development or life-history of the climax formation. . . . Succession
is preeminently a process the progress of which is expressed in certain
initial and intermediate structures or stages, but is finally recorded
in the structure of the climax formation." Frederic Clements,
Plant Succession: An Analysis of the Development of Vegetation. Washington,
D.C.: Carnegie Institution of Washington, 1916.
|"The vegetation of an area is merely the
resultant of two factors, the fluctuating and fortuitous immigration
of plants and an equally fluctuating and variable environment. As
a result, there is no inherent reason why any two areas of the earth's
surface should bear precisely the same vegetation. . . . Every species
of plant is a law unto itself, the distribution of which in space
depends upon its individual peculiarities of migration and environmental
requirements. . . . The species disappears from areas where the environment
is not longer endurable. It grows in company with any other species
of similar environmental requirements, irrespective of their normal
associational affiliations." Henry A. Gleason, "The Individualistic
Concept of the Plant Association," Bulletin of the Torrey Botanical
Club, 53 (1926), pp. 7-16, 23-26.
|"All ethics so far evolved rest upon a single
premise: that the individual is a member of a community of interdependent
parts. . . . The land ethic simply enlarges the boundaries of the
community to include soils, waters, plants, and animals, or collectively:
the land." Aldo Leopold, "The Land Ethic," in A Sand
County Almanac: and Sketches Here and There (New York: Oxford University
Press, 1949), pp. 201-4, 221-5.
|"The principles of ecological succession
bear importantly on the relationships between man and nature. The
framework of successional theory needs to be examined as a basis for
resolving man's present environmental crisis. . . . Ecological succession
may be defined in terms of the following three parameters. (i) It
is an orderly process of community development that is reasonably
directional and, therefore predictable. (ii) It results from modification
of the physical environment by the community; that is succession is
community-controlled even though the physical environment determines
the pattern, the rate of change, and often sets limits as to how far
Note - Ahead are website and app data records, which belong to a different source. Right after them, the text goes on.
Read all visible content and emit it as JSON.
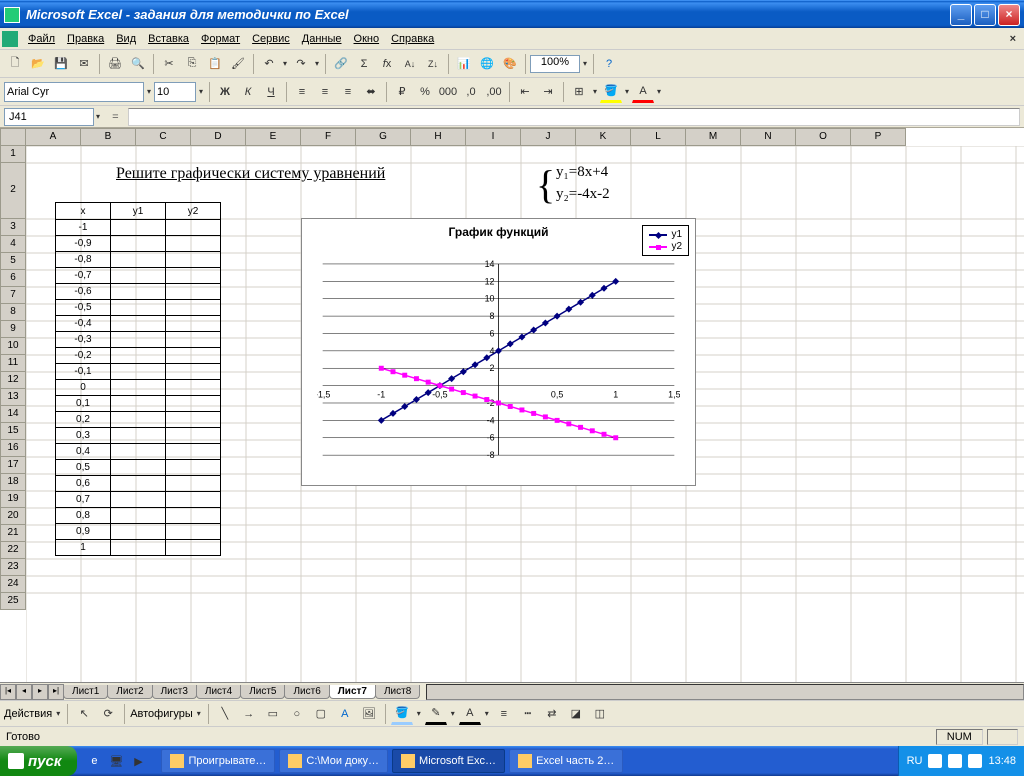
{
  "title": "Microsoft Excel - задания для методички по Excel",
  "menu": {
    "file": "Файл",
    "edit": "Правка",
    "view": "Вид",
    "insert": "Вставка",
    "format": "Формат",
    "tools": "Сервис",
    "data": "Данные",
    "window": "Окно",
    "help": "Справка"
  },
  "toolbar": {
    "font": "Arial Cyr",
    "size": "10",
    "zoom": "100%"
  },
  "formula": {
    "name_box": "J41",
    "fx": "="
  },
  "columns": [
    "A",
    "B",
    "C",
    "D",
    "E",
    "F",
    "G",
    "H",
    "I",
    "J",
    "K",
    "L",
    "M",
    "N",
    "O",
    "P"
  ],
  "rows": [
    1,
    2,
    3,
    4,
    5,
    6,
    7,
    8,
    9,
    10,
    11,
    12,
    13,
    14,
    15,
    16,
    17,
    18,
    19,
    20,
    21,
    22,
    23,
    24,
    25
  ],
  "heading": "Решите графически систему уравнений",
  "eq1": "y₁=8x+4",
  "eq2": "y₂=-4x-2",
  "table": {
    "h_x": "x",
    "h_y1": "y1",
    "h_y2": "y2",
    "rows": [
      "-1",
      "-0,9",
      "-0,8",
      "-0,7",
      "-0,6",
      "-0,5",
      "-0,4",
      "-0,3",
      "-0,2",
      "-0,1",
      "0",
      "0,1",
      "0,2",
      "0,3",
      "0,4",
      "0,5",
      "0,6",
      "0,7",
      "0,8",
      "0,9",
      "1"
    ]
  },
  "chart_data": {
    "type": "line",
    "title": "График функций",
    "x": [
      -1,
      -0.9,
      -0.8,
      -0.7,
      -0.6,
      -0.5,
      -0.4,
      -0.3,
      -0.2,
      -0.1,
      0,
      0.1,
      0.2,
      0.3,
      0.4,
      0.5,
      0.6,
      0.7,
      0.8,
      0.9,
      1
    ],
    "series": [
      {
        "name": "y1",
        "values": [
          -4,
          -3.2,
          -2.4,
          -1.6,
          -0.8,
          0,
          0.8,
          1.6,
          2.4,
          3.2,
          4,
          4.8,
          5.6,
          6.4,
          7.2,
          8,
          8.8,
          9.6,
          10.4,
          11.2,
          12
        ],
        "color": "#000080"
      },
      {
        "name": "y2",
        "values": [
          2,
          1.6,
          1.2,
          0.8,
          0.4,
          0,
          -0.4,
          -0.8,
          -1.2,
          -1.6,
          -2,
          -2.4,
          -2.8,
          -3.2,
          -3.6,
          -4,
          -4.4,
          -4.8,
          -5.2,
          -5.6,
          -6
        ],
        "color": "#ff00ff"
      }
    ],
    "xticks": [
      -1.5,
      -1,
      -0.5,
      0,
      0.5,
      1,
      1.5
    ],
    "xtick_labels": [
      "-1,5",
      "-1",
      "-0,5",
      "0",
      "0,5",
      "1",
      "1,5"
    ],
    "yticks": [
      -8,
      -6,
      -4,
      -2,
      0,
      2,
      4,
      6,
      8,
      10,
      12,
      14
    ],
    "xlim": [
      -1.5,
      1.5
    ],
    "ylim": [
      -8,
      14
    ]
  },
  "sheets": {
    "tabs": [
      "Лист1",
      "Лист2",
      "Лист3",
      "Лист4",
      "Лист5",
      "Лист6",
      "Лист7",
      "Лист8"
    ],
    "active": 6
  },
  "draw": {
    "actions": "Действия",
    "autoshapes": "Автофигуры"
  },
  "status": {
    "ready": "Готово",
    "num": "NUM"
  },
  "taskbar": {
    "start": "пуск",
    "buttons": [
      "Проигрывате…",
      "С:\\Мои доку…",
      "Microsoft Exc…",
      "Excel часть 2…"
    ],
    "active": 2,
    "lang": "RU",
    "time": "13:48"
  }
}
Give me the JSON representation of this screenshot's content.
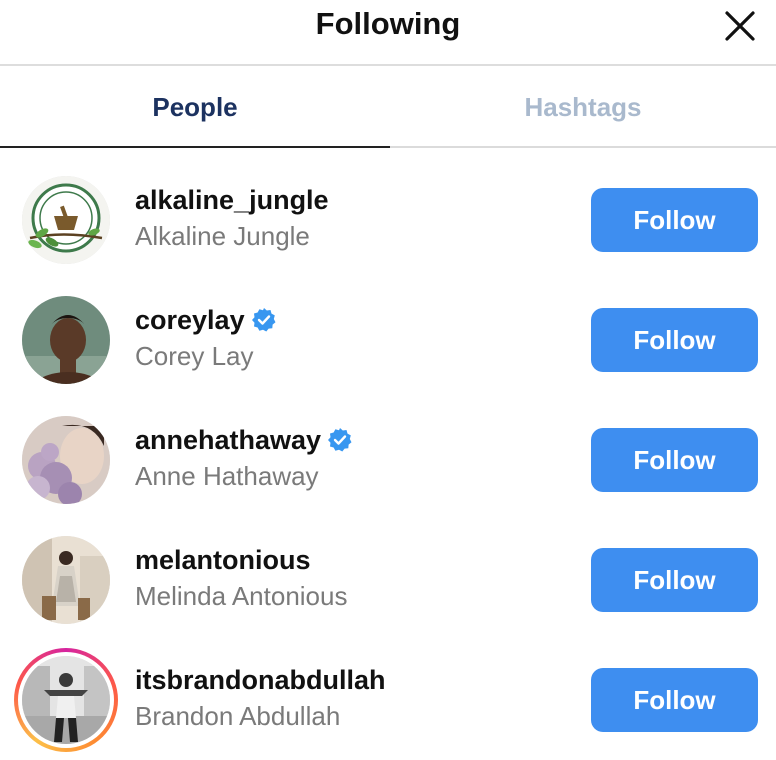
{
  "header": {
    "title": "Following",
    "close_icon": "close-icon"
  },
  "tabs": [
    {
      "label": "People",
      "active": true
    },
    {
      "label": "Hashtags",
      "active": false
    }
  ],
  "colors": {
    "follow_button": "#3e8ef0",
    "active_tab": "#1c3260",
    "inactive_tab": "#a9b9cd",
    "verified_badge": "#3897f0",
    "fullname": "#7a7a7a"
  },
  "users": [
    {
      "username": "alkaline_jungle",
      "full_name": "Alkaline Jungle",
      "verified": false,
      "story_ring": false,
      "button_label": "Follow"
    },
    {
      "username": "coreylay",
      "full_name": "Corey Lay",
      "verified": true,
      "story_ring": false,
      "button_label": "Follow"
    },
    {
      "username": "annehathaway",
      "full_name": "Anne Hathaway",
      "verified": true,
      "story_ring": false,
      "button_label": "Follow"
    },
    {
      "username": "melantonious",
      "full_name": "Melinda Antonious",
      "verified": false,
      "story_ring": false,
      "button_label": "Follow"
    },
    {
      "username": "itsbrandonabdullah",
      "full_name": "Brandon Abdullah",
      "verified": false,
      "story_ring": true,
      "button_label": "Follow"
    }
  ]
}
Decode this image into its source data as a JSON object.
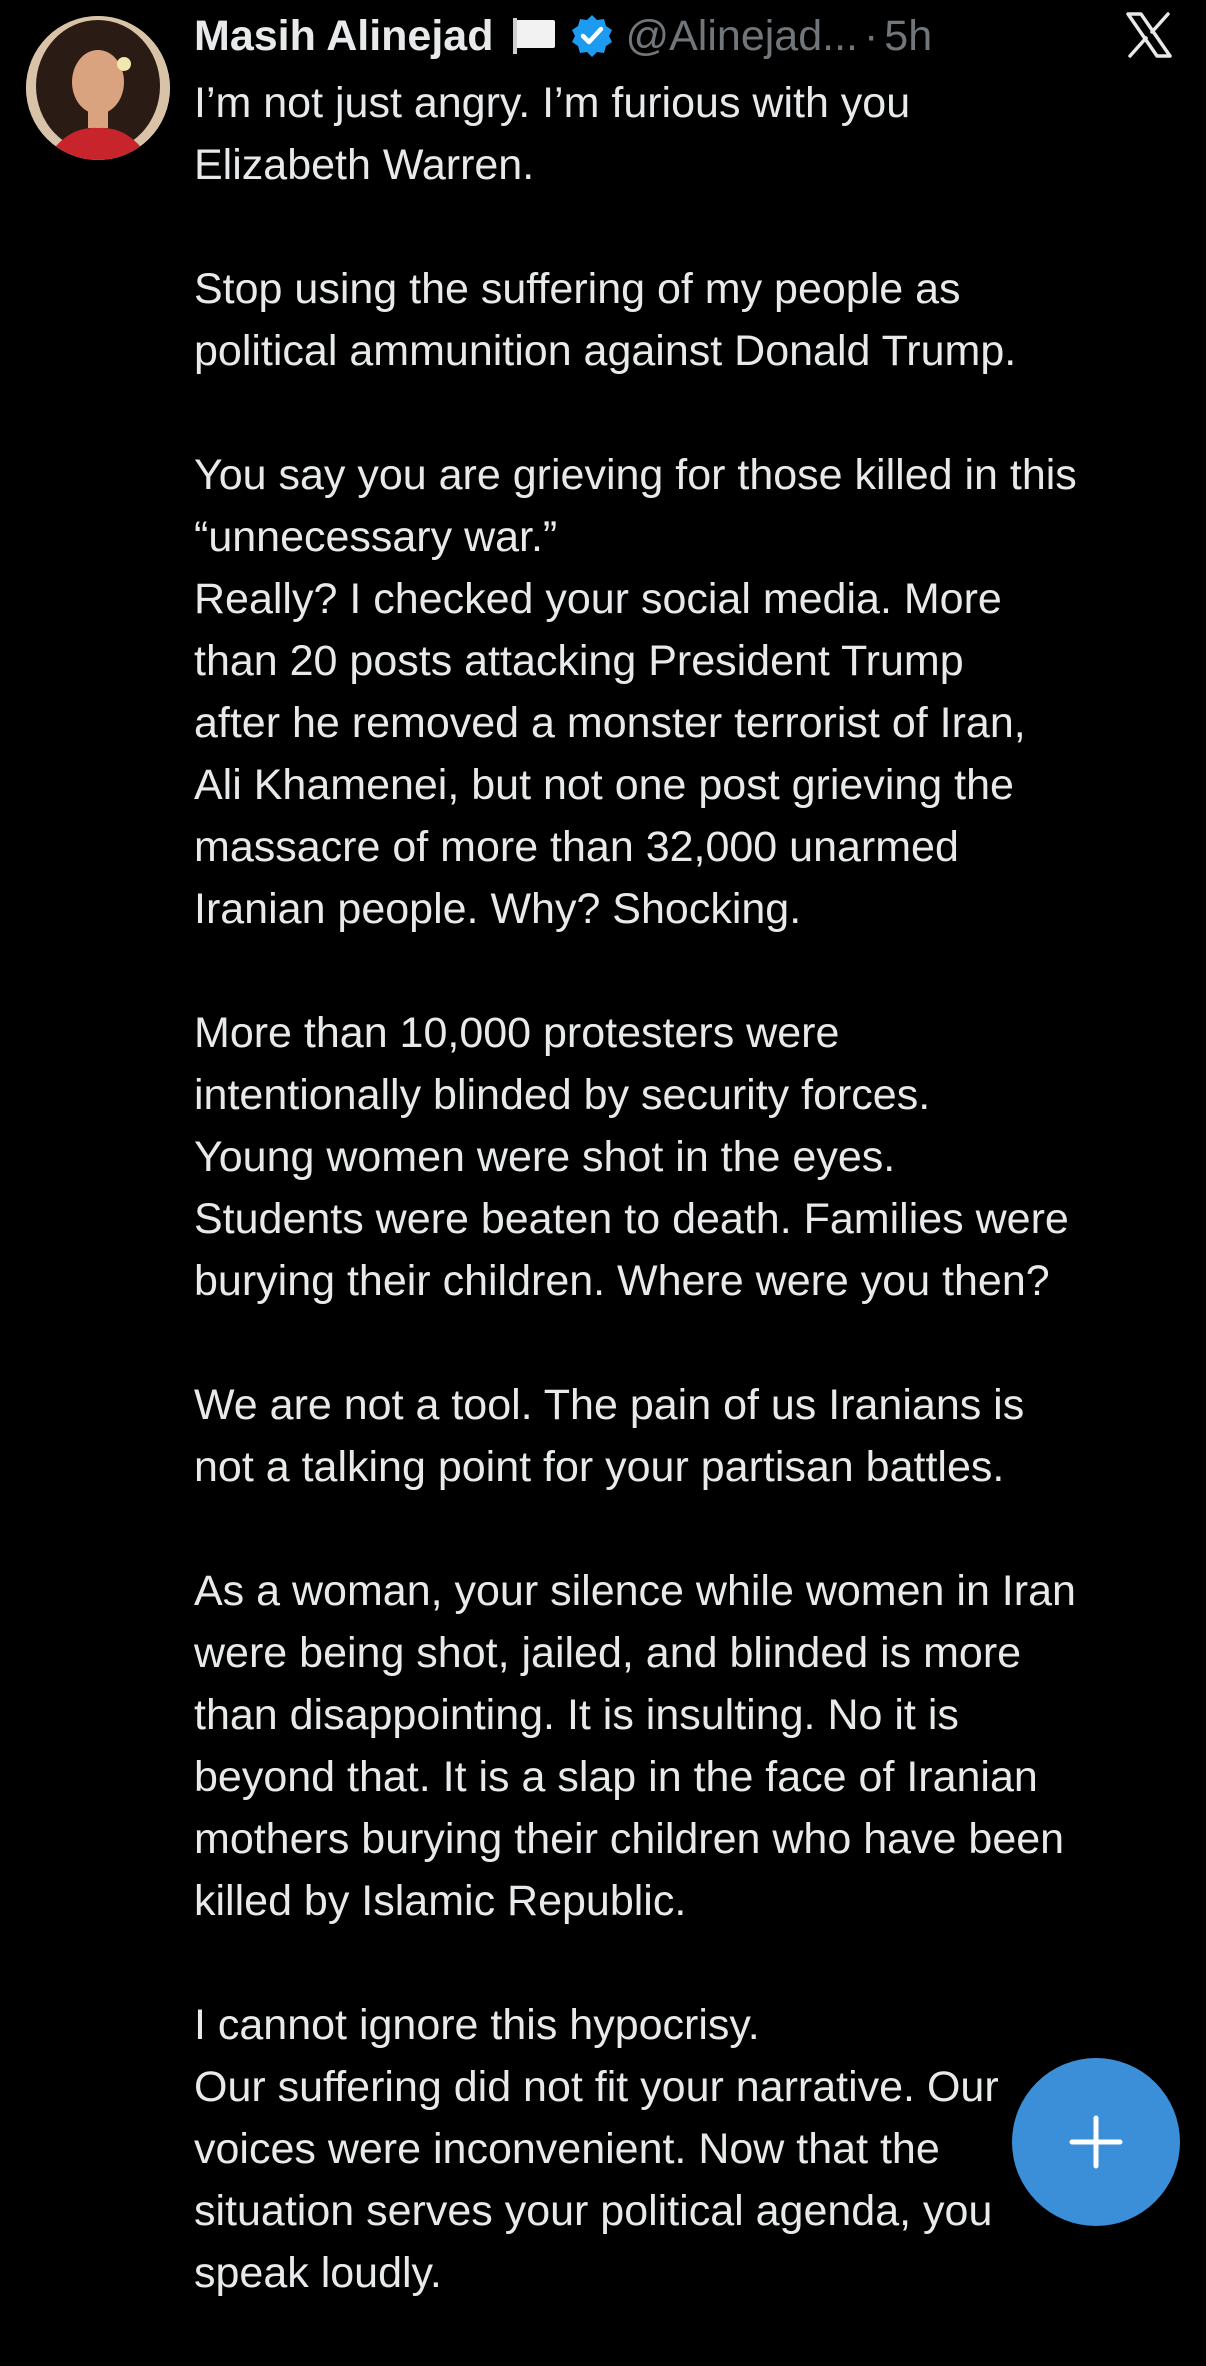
{
  "author": {
    "name": "Masih Alinejad",
    "handle": "@Alinejad...",
    "separator": "·",
    "time": "5h"
  },
  "icons": {
    "flag": "white-flag-icon",
    "verified": "verified-badge-icon",
    "brand": "x-logo-icon",
    "compose": "plus-icon"
  },
  "colors": {
    "background": "#000000",
    "text": "#e7e9ea",
    "muted": "#71767b",
    "verified": "#1d9bf0",
    "fab": "#3b8fd9"
  },
  "post": {
    "paragraphs": [
      [
        "I’m not just angry. I’m furious with you",
        "Elizabeth Warren."
      ],
      [
        "Stop using the suffering of my people as",
        "political ammunition  against Donald Trump."
      ],
      [
        "You say you are grieving for those killed in this",
        "“unnecessary war.”",
        "Really?  I checked your social media. More",
        "than 20 posts attacking President Trump",
        "after he removed a monster terrorist of Iran,",
        "Ali Khamenei, but not one post grieving the",
        "massacre of more than 32,000 unarmed",
        "Iranian people. Why? Shocking."
      ],
      [
        "More than 10,000 protesters were",
        "intentionally blinded by security forces.",
        "Young women were shot in the eyes.",
        "Students were beaten to death. Families were",
        "burying their children. Where were you then?"
      ],
      [
        "We are not a tool. The pain of us Iranians is",
        "not a talking point for your partisan battles."
      ],
      [
        "As a woman, your silence while women in Iran",
        "were being shot, jailed, and blinded is more",
        "than disappointing. It is insulting. No it is",
        "beyond that. It is a slap in the face of Iranian",
        "mothers burying their children who have been",
        "killed by Islamic Republic."
      ],
      [
        "I cannot ignore this hypocrisy.",
        "Our suffering did not fit your narrative. Our",
        "voices were inconvenient. Now that the",
        "situation serves your political agenda, you",
        "speak loudly."
      ]
    ]
  }
}
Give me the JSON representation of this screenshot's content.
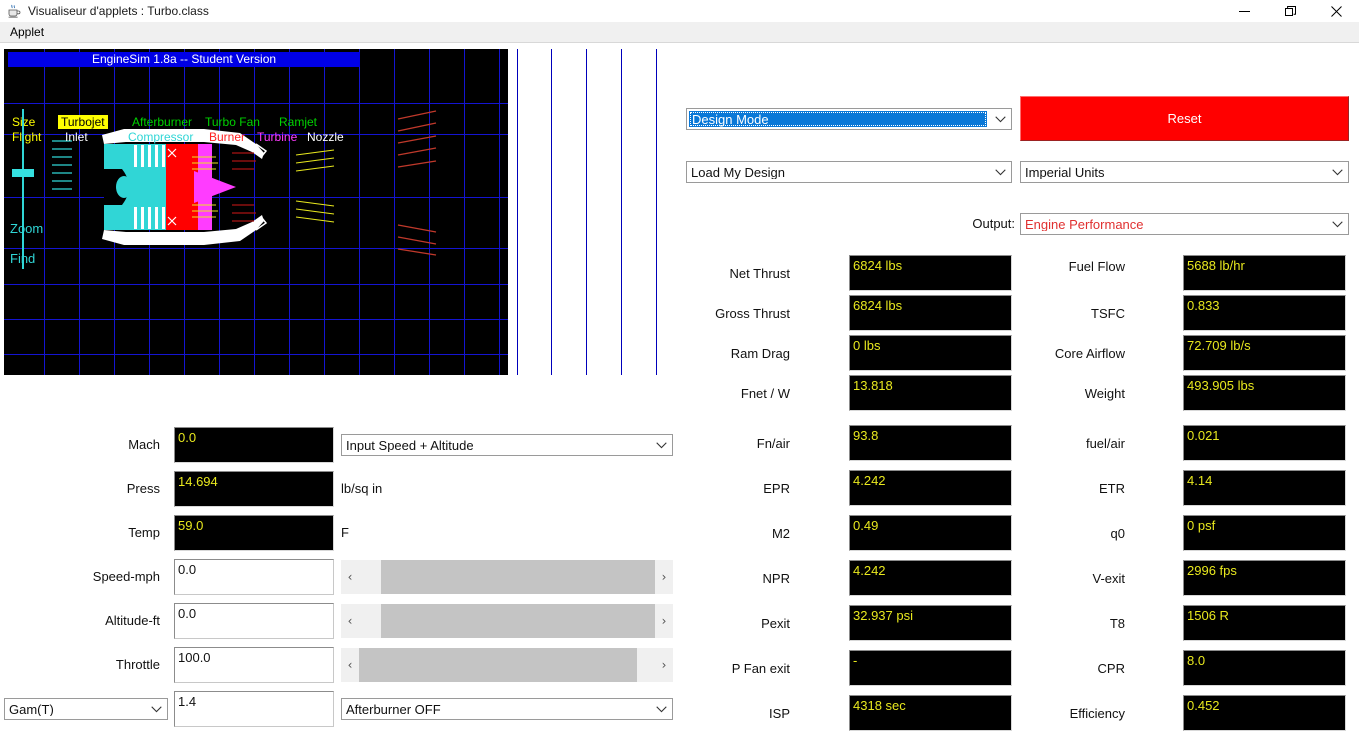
{
  "window": {
    "title": "Visualiseur d'applets : Turbo.class",
    "icon": "java-coffee-cup-icon",
    "buttons": {
      "minimize": "minimize-icon",
      "maximize": "restore-icon",
      "close": "close-icon"
    }
  },
  "menubar": {
    "items": [
      "Applet"
    ]
  },
  "sim": {
    "header": "EngineSim 1.8a  --  Student Version",
    "nav_row1": [
      {
        "label": "Size",
        "color": "#ffff00",
        "selected": false
      },
      {
        "label": "Turbojet",
        "color": "#000000",
        "selected": true
      },
      {
        "label": "Afterburner",
        "color": "#00d200",
        "selected": false
      },
      {
        "label": "Turbo Fan",
        "color": "#00d200",
        "selected": false
      },
      {
        "label": "Ramjet",
        "color": "#00d200",
        "selected": false
      }
    ],
    "nav_row2": [
      {
        "label": "Flight",
        "color": "#ffff00"
      },
      {
        "label": "Inlet",
        "color": "#ffffff"
      },
      {
        "label": "Compressor",
        "color": "#30d6d6"
      },
      {
        "label": "Burner",
        "color": "#ff2020"
      },
      {
        "label": "Turbine",
        "color": "#ff3cff"
      },
      {
        "label": "Nozzle",
        "color": "#ffffff"
      }
    ],
    "zoom_label": "Zoom",
    "find_label": "Find",
    "highlight_bg": "#ffff00",
    "grid_color": "#1414d2",
    "bg_color": "#000000"
  },
  "inputs": {
    "rows": [
      {
        "label": "Mach",
        "value": "0.0",
        "unit": "",
        "style": "black"
      },
      {
        "label": "Press",
        "value": "14.694",
        "unit": "lb/sq in",
        "style": "black"
      },
      {
        "label": "Temp",
        "value": "59.0",
        "unit": "F",
        "style": "black"
      },
      {
        "label": "Speed-mph",
        "value": "0.0",
        "unit": "",
        "style": "white"
      },
      {
        "label": "Altitude-ft",
        "value": "0.0",
        "unit": "",
        "style": "white"
      },
      {
        "label": "Throttle",
        "value": "100.0",
        "unit": "",
        "style": "white"
      }
    ],
    "gam_select": "Gam(T)",
    "gam_value": "1.4",
    "speed_mode_select": "Input Speed + Altitude",
    "afterburner_select": "Afterburner OFF",
    "arrows": {
      "left": "‹",
      "right": "›"
    }
  },
  "controls": {
    "mode_select": "Design Mode",
    "reset_label": "Reset",
    "design_select": "Load My Design",
    "units_select": "Imperial Units",
    "output_word": "Output:",
    "output_select": "Engine Performance",
    "reset_color": "#ff0000",
    "select_highlight": "#0a78d7",
    "output_text_color": "#e03030"
  },
  "outputs": {
    "left_column": [
      {
        "label": "Net Thrust",
        "value": "6824 lbs"
      },
      {
        "label": "Gross Thrust",
        "value": "6824 lbs"
      },
      {
        "label": "Ram Drag",
        "value": "0 lbs"
      },
      {
        "label": "Fnet / W",
        "value": "13.818"
      },
      {
        "label": "Fn/air",
        "value": "93.8"
      },
      {
        "label": "EPR",
        "value": "4.242"
      },
      {
        "label": "M2",
        "value": "0.49"
      },
      {
        "label": "NPR",
        "value": "4.242"
      },
      {
        "label": "Pexit",
        "value": "32.937 psi"
      },
      {
        "label": "P Fan exit",
        "value": "-"
      },
      {
        "label": "ISP",
        "value": "4318 sec"
      }
    ],
    "right_column": [
      {
        "label": "Fuel Flow",
        "value": "5688 lb/hr"
      },
      {
        "label": "TSFC",
        "value": "0.833"
      },
      {
        "label": "Core Airflow",
        "value": "72.709 lb/s"
      },
      {
        "label": "Weight",
        "value": "493.905 lbs"
      },
      {
        "label": "fuel/air",
        "value": "0.021"
      },
      {
        "label": "ETR",
        "value": "4.14"
      },
      {
        "label": "q0",
        "value": "0 psf"
      },
      {
        "label": "V-exit",
        "value": "2996 fps"
      },
      {
        "label": "T8",
        "value": "1506 R"
      },
      {
        "label": "CPR",
        "value": "8.0"
      },
      {
        "label": "Efficiency",
        "value": "0.452"
      }
    ],
    "value_text_color": "#e8e81e",
    "value_bg_color": "#000000"
  }
}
development can go. (iii) It culminates in a stabilized ecosystem
in which maximum biomass (or high information content) and symbiotic
function between organisms are maintained per unit of available energy
flow." Eugene P. Odum, "The Strategy of Ecosystem Development,"
Science, 164 (1969): 262-70.
|"Ecologists have always been aware of the
importance of natural dynamics in ecosystems, but historically, the
focus has been on successional development of equilibrium communities.
While this approach has generated appreciable understanding of the
composition and functioning of ecosystems, recently many workers have
turned their attention to processes of disturbance themselves and
to the evolutionary significance of such events. . . . We use the
phrase "patch dynamics" to describe their common focus.
. . . Equilibrium landscapes would . . . seem to be the exception,
rather than the rule. . . Preservation of natural systems necessarily
involves a paradox: we seek to preserve systems that change. Success
in a conservation effort thus requires an understanding of landscape
patch structure and dynamics." S.T.A. Pickett and P.S. White,
The Ecology of Natural Disturbance and Patch Dynamics (Orlando, Fla:
Academic Press, 1985), pp. xiii, 5, 12.